Is there a role for TRITON in the buildout of offshore wind facilities in the Gulf of Mexico?
Blystone: It’s a big opportunity for us. We think we can provide a lot of benefits to offshore wind operators, both before and after these facilities are erected with pre-site survey work and then various monitoring functions. A big reason for our partnership with Huntington Ingalls is precisely for this kind of work. It’s doubly exciting for us since they happen to be neighbors of ours here on the coast. It’s two companies that are able to link arms here and solve some difficult problems together. They’re a great company, they’ve been great partners and we are enormously proud to be working with them.
How would you assess the support you have received during the process of moving operations from California and establishing a foothold on the Gulf Coast?
Blystone: Not only the Port of Gulfport but the Mississippi Development Authority have been very forward-looking in allowing an early-stage company such as ours to be located here. We don’t currently have the balance sheet of a Lockheed Martin or other giant defense company. For them to have had the foresight to allow us to be on the port and see the value we can bring, see the jobs we are going to create and the great, new technology we can provide is very valuable.

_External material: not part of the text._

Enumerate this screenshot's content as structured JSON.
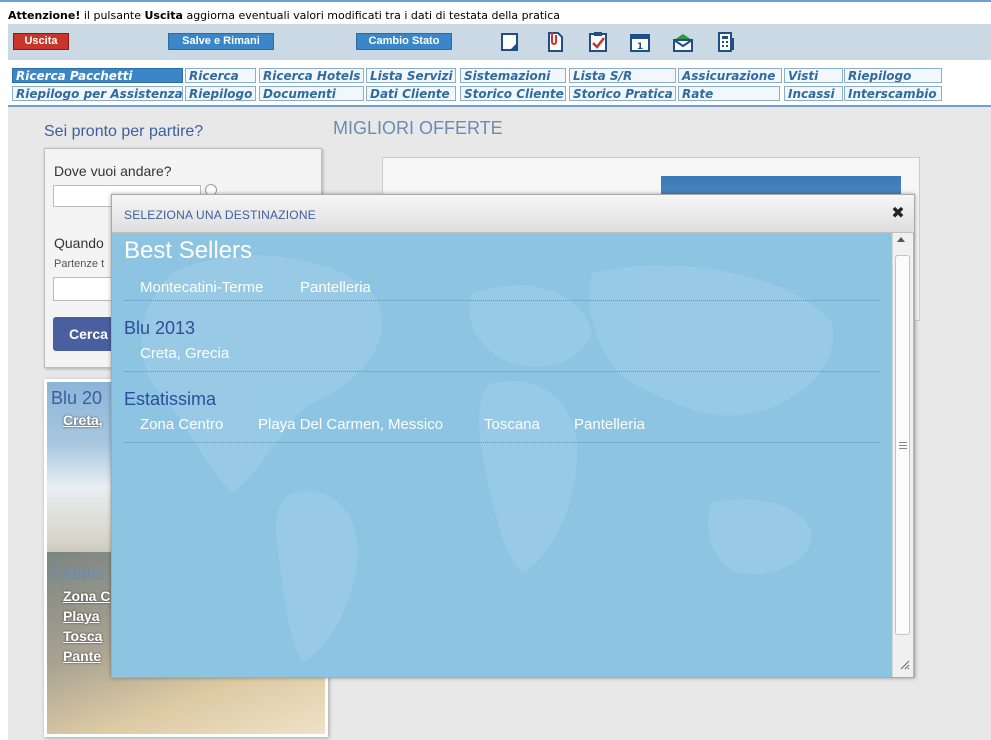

I really commend the state of Mississippi for taking a chance on a company such as ours.